“According to Mark Oleynik— CEO and Founder of Moley Robotics, the way this machine works is by specifying the number of portions, type of cuisine, dietary restrictions, calorie count, desired ingredients, cooking method, chef, etc. from the recipe library first. Then, with a single tap, you could choose your recipe, place the individual pre-packaged containers of measured, washed and cut ingredients (that you could order through Moley) on designated spots, and press “start” for the cooking process to begin.”
A recent article in Futurism talks about how the gap between the rich and the poor is widening because of technology. It introduces the topic by opening the article on Moley. It is supposed to be able to replace you in the kitchen with its repertoire of 2000 digital recipes. Sounds great, right?
The article says:
“Moley is not a chef. It is incapable of thinking up of new dishes on its own. In fact, it is not much more than a ‘monkey’ replicating every movement of the original chef. This description, however, pretty much applies to 99 percent of kitchen workers in restaurants. They spend their work hours doing exactly as the chef tells them to. As a result, they produce dishes that should be close to identical to each other.
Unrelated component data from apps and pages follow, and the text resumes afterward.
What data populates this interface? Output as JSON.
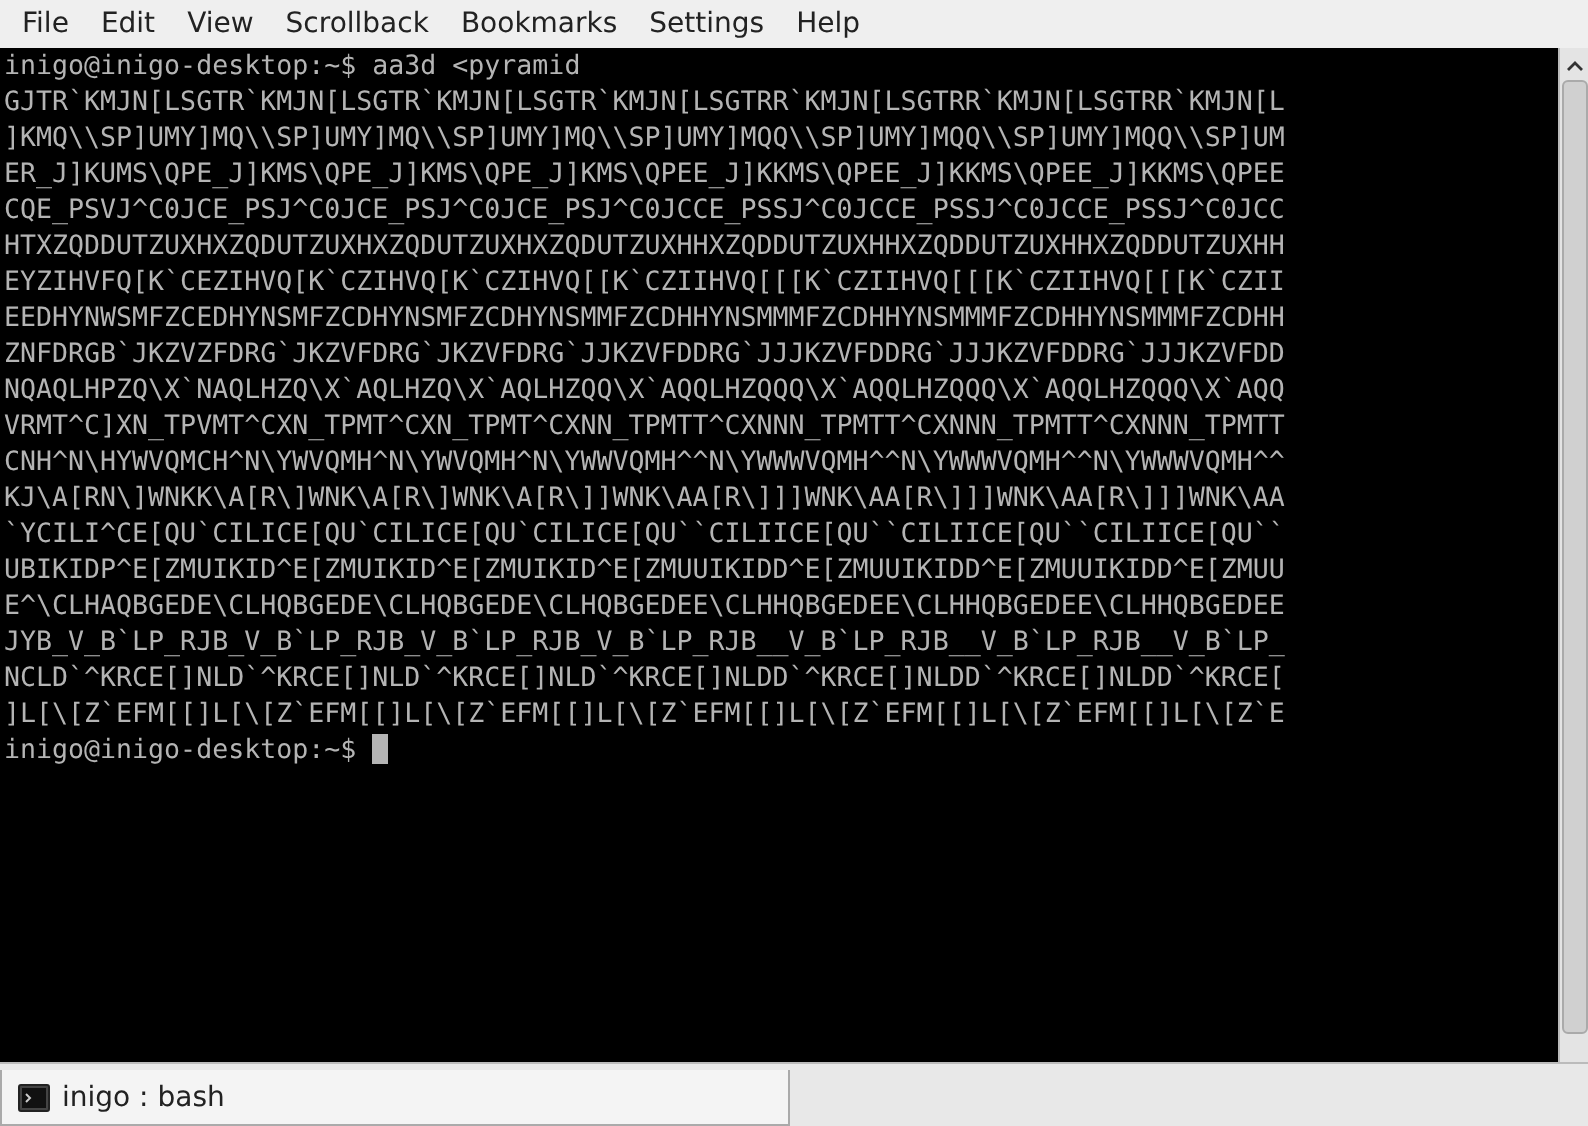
{
  "menu": [
    "File",
    "Edit",
    "View",
    "Scrollback",
    "Bookmarks",
    "Settings",
    "Help"
  ],
  "terminal": {
    "lines": [
      "inigo@inigo-desktop:~$ aa3d <pyramid",
      "GJTR`KMJN[LSGTR`KMJN[LSGTR`KMJN[LSGTR`KMJN[LSGTRR`KMJN[LSGTRR`KMJN[LSGTRR`KMJN[L",
      "]KMQ\\\\SP]UMY]MQ\\\\SP]UMY]MQ\\\\SP]UMY]MQ\\\\SP]UMY]MQQ\\\\SP]UMY]MQQ\\\\SP]UMY]MQQ\\\\SP]UM",
      "ER_J]KUMS\\QPE_J]KMS\\QPE_J]KMS\\QPE_J]KMS\\QPEE_J]KKMS\\QPEE_J]KKMS\\QPEE_J]KKMS\\QPEE",
      "CQE_PSVJ^C0JCE_PSJ^C0JCE_PSJ^C0JCE_PSJ^C0JCCE_PSSJ^C0JCCE_PSSJ^C0JCCE_PSSJ^C0JCC",
      "HTXZQDDUTZUXHXZQDUTZUXHXZQDUTZUXHXZQDUTZUXHHXZQDDUTZUXHHXZQDDUTZUXHHXZQDDUTZUXHH",
      "EYZIHVFQ[K`CEZIHVQ[K`CZIHVQ[K`CZIHVQ[[K`CZIIHVQ[[[K`CZIIHVQ[[[K`CZIIHVQ[[[K`CZII",
      "EEDHYNWSMFZCEDHYNSMFZCDHYNSMFZCDHYNSMMFZCDHHYNSMMMFZCDHHYNSMMMFZCDHHYNSMMMFZCDHH",
      "ZNFDRGB`JKZVZFDRG`JKZVFDRG`JKZVFDRG`JJKZVFDDRG`JJJKZVFDDRG`JJJKZVFDDRG`JJJKZVFDD",
      "NQAQLHPZQ\\X`NAQLHZQ\\X`AQLHZQ\\X`AQLHZQQ\\X`AQQLHZQQQ\\X`AQQLHZQQQ\\X`AQQLHZQQQ\\X`AQQ",
      "VRMT^C]XN_TPVMT^CXN_TPMT^CXN_TPMT^CXNN_TPMTT^CXNNN_TPMTT^CXNNN_TPMTT^CXNNN_TPMTT",
      "CNH^N\\HYWVQMCH^N\\YWVQMH^N\\YWVQMH^N\\YWWVQMH^^N\\YWWWVQMH^^N\\YWWWVQMH^^N\\YWWWVQMH^^",
      "KJ\\A[RN\\]WNKK\\A[R\\]WNK\\A[R\\]WNK\\A[R\\]]WNK\\AA[R\\]]]WNK\\AA[R\\]]]WNK\\AA[R\\]]]WNK\\AA",
      "`YCILI^CE[QU`CILICE[QU`CILICE[QU`CILICE[QU``CILIICE[QU``CILIICE[QU``CILIICE[QU``",
      "UBIKIDP^E[ZMUIKID^E[ZMUIKID^E[ZMUIKID^E[ZMUUIKIDD^E[ZMUUIKIDD^E[ZMUUIKIDD^E[ZMUU",
      "E^\\CLHAQBGEDE\\CLHQBGEDE\\CLHQBGEDE\\CLHQBGEDEE\\CLHHQBGEDEE\\CLHHQBGEDEE\\CLHHQBGEDEE",
      "JYB_V_B`LP_RJB_V_B`LP_RJB_V_B`LP_RJB_V_B`LP_RJB__V_B`LP_RJB__V_B`LP_RJB__V_B`LP_",
      "NCLD`^KRCE[]NLD`^KRCE[]NLD`^KRCE[]NLD`^KRCE[]NLDD`^KRCE[]NLDD`^KRCE[]NLDD`^KRCE[",
      "]L[\\[Z`EFM[[]L[\\[Z`EFM[[]L[\\[Z`EFM[[]L[\\[Z`EFM[[]L[\\[Z`EFM[[]L[\\[Z`EFM[[]L[\\[Z`E",
      "inigo@inigo-desktop:~$ "
    ],
    "cursor": true
  },
  "tabs": [
    {
      "label": "inigo : bash",
      "selected": true
    }
  ]
}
As Moley and similar robotic kitchen assistants come into use, we will see a reduced need for cooks and kitchen workers in many restaurants. This trend will be particularly noticeable in large junk food networks like McDonald’s that have the funds to install a similar system in every branch of the network, thereby cutting their costs. And the kitchen workers in those places? Most of them will not be needed anymore.”
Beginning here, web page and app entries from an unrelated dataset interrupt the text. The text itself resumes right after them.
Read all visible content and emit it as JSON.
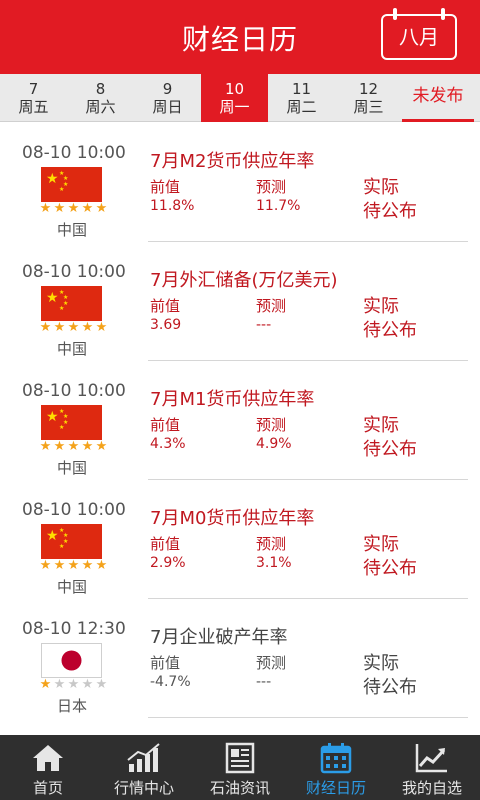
{
  "header": {
    "title": "财经日历",
    "month_label": "八月"
  },
  "colors": {
    "brand_red": "#e11b23",
    "event_red": "#c01820",
    "star": "#f4a21a",
    "nav_active": "#2b9de8",
    "nav_bg": "#2f2f2f"
  },
  "day_tabs": [
    {
      "day": "7",
      "weekday": "周五"
    },
    {
      "day": "8",
      "weekday": "周六"
    },
    {
      "day": "9",
      "weekday": "周日"
    },
    {
      "day": "10",
      "weekday": "周一"
    },
    {
      "day": "11",
      "weekday": "周二"
    },
    {
      "day": "12",
      "weekday": "周三"
    }
  ],
  "selected_day_index": 3,
  "unpublished_tab": "未发布",
  "events": [
    {
      "time": "08-10 10:00",
      "country": "中国",
      "flag_icon": "china-flag-icon",
      "stars": 5,
      "title": "7月M2货币供应年率",
      "prev_label": "前值",
      "prev": "11.8%",
      "forecast_label": "预测",
      "forecast": "11.7%",
      "actual_label": "实际",
      "actual": "待公布",
      "highlight": true
    },
    {
      "time": "08-10 10:00",
      "country": "中国",
      "flag_icon": "china-flag-icon",
      "stars": 5,
      "title": "7月外汇储备(万亿美元)",
      "prev_label": "前值",
      "prev": "3.69",
      "forecast_label": "预测",
      "forecast": "---",
      "actual_label": "实际",
      "actual": "待公布",
      "highlight": true
    },
    {
      "time": "08-10 10:00",
      "country": "中国",
      "flag_icon": "china-flag-icon",
      "stars": 5,
      "title": "7月M1货币供应年率",
      "prev_label": "前值",
      "prev": "4.3%",
      "forecast_label": "预测",
      "forecast": "4.9%",
      "actual_label": "实际",
      "actual": "待公布",
      "highlight": true
    },
    {
      "time": "08-10 10:00",
      "country": "中国",
      "flag_icon": "china-flag-icon",
      "stars": 5,
      "title": "7月M0货币供应年率",
      "prev_label": "前值",
      "prev": "2.9%",
      "forecast_label": "预测",
      "forecast": "3.1%",
      "actual_label": "实际",
      "actual": "待公布",
      "highlight": true
    },
    {
      "time": "08-10 12:30",
      "country": "日本",
      "flag_icon": "japan-flag-icon",
      "stars": 1,
      "title": "7月企业破产年率",
      "prev_label": "前值",
      "prev": "-4.7%",
      "forecast_label": "预测",
      "forecast": "---",
      "actual_label": "实际",
      "actual": "待公布",
      "highlight": false
    }
  ],
  "bottom_nav": [
    {
      "label": "首页",
      "icon": "home-icon"
    },
    {
      "label": "行情中心",
      "icon": "market-chart-icon"
    },
    {
      "label": "石油资讯",
      "icon": "news-icon"
    },
    {
      "label": "财经日历",
      "icon": "calendar-icon"
    },
    {
      "label": "我的自选",
      "icon": "trend-icon"
    }
  ],
  "active_nav_index": 3
}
Did the article really categorize restaurant workers as “monkeys”? I am digressing. The point here is that, yes, restaurant work is routine, and many of us would not want to be working in a restaurant like McDonald’s. Or eat there!
The article goes on to say chefs can make money by designing recipes. Sure, but a true chef will tell you that there are some things you can’t follow as laid out in a sterile formula. A chef will tell you that the recipe will be different depending on the quality and nature of the day’s ingredients. The chef will tell you an actual cooking process is all about the spur of the moment decision as to whether to add a little more salt to a dish or do away with some lemon juice for a recipe because the other ingredients are more acidic than usual. Oh, but wait, Moley Robotics will sell you the aseptic package of ingredients, presumably quality controlled to precision characteristics.
Eustacia Huen’s article quotes Virgile Brandel, Executive Chef of Conrad Miami:
“Chefs put a little bit of themselves into every meal that is prepared, making no two dishes identical – I believe that it’s because of the Chef’s own personal touch, plating the dish and flavors in the preparation that truly make a quality dish. Most importantly, I think one must engage all five senses in order to prepare the perfect meal.”
Do cooking robots have a place in the future? They do because automation is already here in many forms.
Speaking for myself, do I want to eat food that has no soul? I don’t think so. We are born in this world, not just to go through the motions of living. We are more than that, and food is essential for this living. So are music and art. Other humans who have souls are part of this living. I don’t want a robot to cook the food that my loved ones and I eat. I want to cook, putting myself into the process to come out with something that is me. Or a flesh and blood chef who does.
Call me old-fashioned!